I sort have this weird fascination with the 1860’s mail-order brides, so when A Bride in the Bargain popped up on my radar, I immediately snapped it up. The story revolves around Joe Denton and Anna Ivey. Joe’s a lumberjack living near Seattle who desperately needs a wife, a scarce “commodity” in the Washington Territory. Because he doesn’t have a death certificate for his first wife, who died before she joined him out west, Joe stands to loose half his land and his livelihood. After plunking down several hundred dollars to literally buy a wife from Asa Mercer, Joe is introduced to spunky Anna Ivery, who Asa led to believe that she’s going to be a cook, not a wife.

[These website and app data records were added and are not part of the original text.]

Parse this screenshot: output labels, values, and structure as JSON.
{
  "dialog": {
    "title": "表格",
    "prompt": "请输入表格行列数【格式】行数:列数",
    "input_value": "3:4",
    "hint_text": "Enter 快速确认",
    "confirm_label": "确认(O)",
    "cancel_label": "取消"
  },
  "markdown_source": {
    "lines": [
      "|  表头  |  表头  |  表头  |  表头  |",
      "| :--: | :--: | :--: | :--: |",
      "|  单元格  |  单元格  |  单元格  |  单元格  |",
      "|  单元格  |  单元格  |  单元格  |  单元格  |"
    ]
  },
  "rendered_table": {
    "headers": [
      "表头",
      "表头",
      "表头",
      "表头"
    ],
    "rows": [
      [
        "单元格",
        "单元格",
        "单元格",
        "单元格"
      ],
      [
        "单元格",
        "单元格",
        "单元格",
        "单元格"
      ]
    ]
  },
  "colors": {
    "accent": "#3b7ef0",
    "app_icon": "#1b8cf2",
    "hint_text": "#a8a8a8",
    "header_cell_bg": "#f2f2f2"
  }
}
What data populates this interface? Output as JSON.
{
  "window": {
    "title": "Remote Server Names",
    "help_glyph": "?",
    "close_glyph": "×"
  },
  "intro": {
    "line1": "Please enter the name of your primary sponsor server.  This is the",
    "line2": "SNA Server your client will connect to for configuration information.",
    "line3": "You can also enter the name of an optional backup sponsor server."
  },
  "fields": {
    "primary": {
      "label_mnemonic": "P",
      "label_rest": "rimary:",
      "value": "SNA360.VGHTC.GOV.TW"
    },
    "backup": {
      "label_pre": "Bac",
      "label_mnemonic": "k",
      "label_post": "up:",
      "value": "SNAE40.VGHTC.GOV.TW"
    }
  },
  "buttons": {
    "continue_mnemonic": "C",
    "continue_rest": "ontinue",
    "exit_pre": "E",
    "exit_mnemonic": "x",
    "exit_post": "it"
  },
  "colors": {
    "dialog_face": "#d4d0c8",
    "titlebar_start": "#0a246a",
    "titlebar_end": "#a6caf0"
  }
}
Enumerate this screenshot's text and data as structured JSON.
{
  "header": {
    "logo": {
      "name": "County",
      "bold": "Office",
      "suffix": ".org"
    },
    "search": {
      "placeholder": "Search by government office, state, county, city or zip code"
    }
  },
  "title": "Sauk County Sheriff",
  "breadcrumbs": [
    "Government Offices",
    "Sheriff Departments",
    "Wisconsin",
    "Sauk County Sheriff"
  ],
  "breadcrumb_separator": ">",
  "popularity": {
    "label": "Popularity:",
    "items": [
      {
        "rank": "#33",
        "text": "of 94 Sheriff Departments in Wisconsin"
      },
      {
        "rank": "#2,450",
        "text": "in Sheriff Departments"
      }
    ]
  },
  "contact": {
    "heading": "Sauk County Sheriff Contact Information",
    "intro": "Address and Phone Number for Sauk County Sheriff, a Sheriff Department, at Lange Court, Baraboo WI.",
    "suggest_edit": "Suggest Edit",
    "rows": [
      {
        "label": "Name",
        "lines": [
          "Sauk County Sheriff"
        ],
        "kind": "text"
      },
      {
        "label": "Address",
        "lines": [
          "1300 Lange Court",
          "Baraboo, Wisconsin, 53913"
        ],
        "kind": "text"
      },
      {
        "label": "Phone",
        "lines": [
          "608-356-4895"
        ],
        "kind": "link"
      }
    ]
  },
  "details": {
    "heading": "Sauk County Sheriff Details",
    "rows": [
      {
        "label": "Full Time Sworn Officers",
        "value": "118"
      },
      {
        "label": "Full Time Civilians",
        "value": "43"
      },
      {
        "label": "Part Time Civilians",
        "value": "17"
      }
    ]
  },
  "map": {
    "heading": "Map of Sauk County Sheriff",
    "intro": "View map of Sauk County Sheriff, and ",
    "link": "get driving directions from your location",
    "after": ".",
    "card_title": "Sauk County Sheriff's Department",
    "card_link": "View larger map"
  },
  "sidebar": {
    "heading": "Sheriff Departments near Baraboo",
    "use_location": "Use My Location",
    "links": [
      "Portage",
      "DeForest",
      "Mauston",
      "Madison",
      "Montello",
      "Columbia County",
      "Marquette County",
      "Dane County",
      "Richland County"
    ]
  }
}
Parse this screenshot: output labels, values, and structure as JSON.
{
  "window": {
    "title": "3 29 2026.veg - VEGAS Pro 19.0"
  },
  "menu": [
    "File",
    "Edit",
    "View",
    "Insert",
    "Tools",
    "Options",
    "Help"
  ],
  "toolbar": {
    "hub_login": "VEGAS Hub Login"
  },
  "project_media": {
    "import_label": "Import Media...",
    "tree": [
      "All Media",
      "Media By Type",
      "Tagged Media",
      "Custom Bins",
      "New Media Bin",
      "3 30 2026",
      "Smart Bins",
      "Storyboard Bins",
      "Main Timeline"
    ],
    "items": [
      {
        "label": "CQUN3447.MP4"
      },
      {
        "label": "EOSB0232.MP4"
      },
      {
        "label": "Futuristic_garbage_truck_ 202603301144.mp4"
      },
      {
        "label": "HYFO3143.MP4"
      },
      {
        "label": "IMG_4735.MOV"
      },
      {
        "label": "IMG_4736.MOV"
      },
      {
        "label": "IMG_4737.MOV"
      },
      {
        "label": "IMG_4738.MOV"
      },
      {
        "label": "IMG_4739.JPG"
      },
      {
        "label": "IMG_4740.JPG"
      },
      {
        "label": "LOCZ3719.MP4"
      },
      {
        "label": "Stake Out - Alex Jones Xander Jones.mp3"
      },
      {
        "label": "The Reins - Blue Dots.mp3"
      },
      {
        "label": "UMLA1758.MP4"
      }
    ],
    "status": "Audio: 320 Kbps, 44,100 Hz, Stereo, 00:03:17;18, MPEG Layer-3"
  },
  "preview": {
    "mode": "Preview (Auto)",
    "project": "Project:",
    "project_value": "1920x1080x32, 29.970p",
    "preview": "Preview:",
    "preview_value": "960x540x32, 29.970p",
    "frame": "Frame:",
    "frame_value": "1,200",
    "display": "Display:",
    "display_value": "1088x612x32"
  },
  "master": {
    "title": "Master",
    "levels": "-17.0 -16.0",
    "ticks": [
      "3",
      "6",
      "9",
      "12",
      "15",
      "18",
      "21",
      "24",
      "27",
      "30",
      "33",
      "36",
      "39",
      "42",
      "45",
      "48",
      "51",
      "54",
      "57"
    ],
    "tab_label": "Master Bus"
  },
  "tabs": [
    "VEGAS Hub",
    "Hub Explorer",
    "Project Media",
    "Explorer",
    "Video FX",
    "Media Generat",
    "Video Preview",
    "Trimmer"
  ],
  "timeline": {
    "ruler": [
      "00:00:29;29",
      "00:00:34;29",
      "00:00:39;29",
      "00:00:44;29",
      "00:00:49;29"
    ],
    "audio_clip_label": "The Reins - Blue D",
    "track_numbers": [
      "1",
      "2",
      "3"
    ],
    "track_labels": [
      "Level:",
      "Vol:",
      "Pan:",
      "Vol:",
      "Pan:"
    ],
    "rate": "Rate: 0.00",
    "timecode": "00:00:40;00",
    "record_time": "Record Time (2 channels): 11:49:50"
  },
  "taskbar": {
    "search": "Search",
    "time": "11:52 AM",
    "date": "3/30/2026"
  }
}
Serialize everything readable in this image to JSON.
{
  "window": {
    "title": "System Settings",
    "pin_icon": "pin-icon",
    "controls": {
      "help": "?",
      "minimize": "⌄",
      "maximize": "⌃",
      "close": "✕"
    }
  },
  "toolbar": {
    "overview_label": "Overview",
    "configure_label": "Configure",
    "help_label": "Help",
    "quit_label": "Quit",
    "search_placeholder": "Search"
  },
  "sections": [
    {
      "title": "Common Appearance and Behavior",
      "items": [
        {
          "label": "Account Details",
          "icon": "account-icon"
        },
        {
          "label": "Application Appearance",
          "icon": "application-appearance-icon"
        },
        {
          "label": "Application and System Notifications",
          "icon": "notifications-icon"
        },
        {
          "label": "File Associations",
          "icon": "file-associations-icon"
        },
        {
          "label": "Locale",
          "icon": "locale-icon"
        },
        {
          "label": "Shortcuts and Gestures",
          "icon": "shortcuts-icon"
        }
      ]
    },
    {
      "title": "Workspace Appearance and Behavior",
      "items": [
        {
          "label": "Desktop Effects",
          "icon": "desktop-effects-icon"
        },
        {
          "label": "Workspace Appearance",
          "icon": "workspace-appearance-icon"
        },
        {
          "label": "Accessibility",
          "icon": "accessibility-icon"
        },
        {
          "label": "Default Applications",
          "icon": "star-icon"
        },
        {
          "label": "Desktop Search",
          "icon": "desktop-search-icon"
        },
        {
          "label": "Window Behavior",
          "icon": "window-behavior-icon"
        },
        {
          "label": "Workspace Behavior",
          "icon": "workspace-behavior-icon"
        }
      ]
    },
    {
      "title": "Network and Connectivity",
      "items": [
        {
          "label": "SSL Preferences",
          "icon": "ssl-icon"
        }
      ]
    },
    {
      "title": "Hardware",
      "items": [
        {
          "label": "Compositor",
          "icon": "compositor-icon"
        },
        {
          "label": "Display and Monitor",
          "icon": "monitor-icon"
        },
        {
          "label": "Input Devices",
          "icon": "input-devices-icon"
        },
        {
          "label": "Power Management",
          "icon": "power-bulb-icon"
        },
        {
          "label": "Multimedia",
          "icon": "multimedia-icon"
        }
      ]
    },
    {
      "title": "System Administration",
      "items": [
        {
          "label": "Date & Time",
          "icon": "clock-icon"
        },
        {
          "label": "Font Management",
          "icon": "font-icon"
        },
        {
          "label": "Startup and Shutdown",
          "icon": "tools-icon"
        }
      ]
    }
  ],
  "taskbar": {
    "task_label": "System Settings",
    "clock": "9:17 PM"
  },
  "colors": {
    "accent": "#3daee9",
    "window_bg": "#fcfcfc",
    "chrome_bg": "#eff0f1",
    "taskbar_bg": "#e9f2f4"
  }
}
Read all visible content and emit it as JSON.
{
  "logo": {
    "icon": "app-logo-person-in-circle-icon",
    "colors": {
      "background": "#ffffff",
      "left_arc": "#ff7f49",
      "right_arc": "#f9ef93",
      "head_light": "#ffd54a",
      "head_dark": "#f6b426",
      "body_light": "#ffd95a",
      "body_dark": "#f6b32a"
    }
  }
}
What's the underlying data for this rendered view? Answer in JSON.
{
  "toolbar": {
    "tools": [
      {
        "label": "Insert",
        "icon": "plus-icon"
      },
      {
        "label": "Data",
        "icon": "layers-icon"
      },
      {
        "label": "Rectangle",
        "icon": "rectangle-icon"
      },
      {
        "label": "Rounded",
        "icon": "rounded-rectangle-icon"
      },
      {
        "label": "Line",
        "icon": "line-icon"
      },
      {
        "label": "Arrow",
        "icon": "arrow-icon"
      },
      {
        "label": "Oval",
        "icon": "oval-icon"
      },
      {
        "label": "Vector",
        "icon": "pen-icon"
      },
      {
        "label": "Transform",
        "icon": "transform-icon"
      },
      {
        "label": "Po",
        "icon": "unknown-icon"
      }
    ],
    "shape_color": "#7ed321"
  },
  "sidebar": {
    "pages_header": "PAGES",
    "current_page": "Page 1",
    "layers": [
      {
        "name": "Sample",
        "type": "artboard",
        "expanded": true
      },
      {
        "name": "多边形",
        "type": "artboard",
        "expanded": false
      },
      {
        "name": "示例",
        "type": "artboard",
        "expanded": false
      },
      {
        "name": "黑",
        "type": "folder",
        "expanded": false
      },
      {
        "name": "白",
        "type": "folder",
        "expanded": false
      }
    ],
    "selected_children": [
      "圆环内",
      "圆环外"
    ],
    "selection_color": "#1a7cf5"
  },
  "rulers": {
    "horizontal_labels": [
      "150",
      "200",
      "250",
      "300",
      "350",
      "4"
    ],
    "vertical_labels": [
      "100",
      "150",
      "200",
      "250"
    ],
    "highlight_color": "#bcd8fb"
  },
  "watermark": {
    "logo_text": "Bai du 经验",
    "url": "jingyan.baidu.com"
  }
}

The beginning of this novel is actually very strong; the historical details are woven into the story in a believable way and the characters are charming. However, as the story progresses, the historical setting is tossed aside. Joe and Anna say things that are clearly 21st-century speech, not the 19th-century setting they’ve been placed in. Joe’s extravagances and wealth is implausible for the time; no man would decorate a house the way he did. And by the end of the book, the development of Anna and Joe’s relationship is tossed aside for jumping in bed.
Yes, this is a Christian novel, but their wedding is completely rushed and loses sight of building and elaborating on their relationship. On the other hand, one of the pluses about A Bride in the Bargain is the lack of preaching. If I hadn’t know it was a Christian novel, I never would have known based on the content. Occasionally God is mentioned, but these mentions reflect more of the times than the author or publisher’s religious views.
- Gist, Deeanne. A Bride in the Bargain. Minneapolis, Minn.: Bethany House, 2009. Print. 365 pgs. ISBN: 9780764204074. Source: Purchased.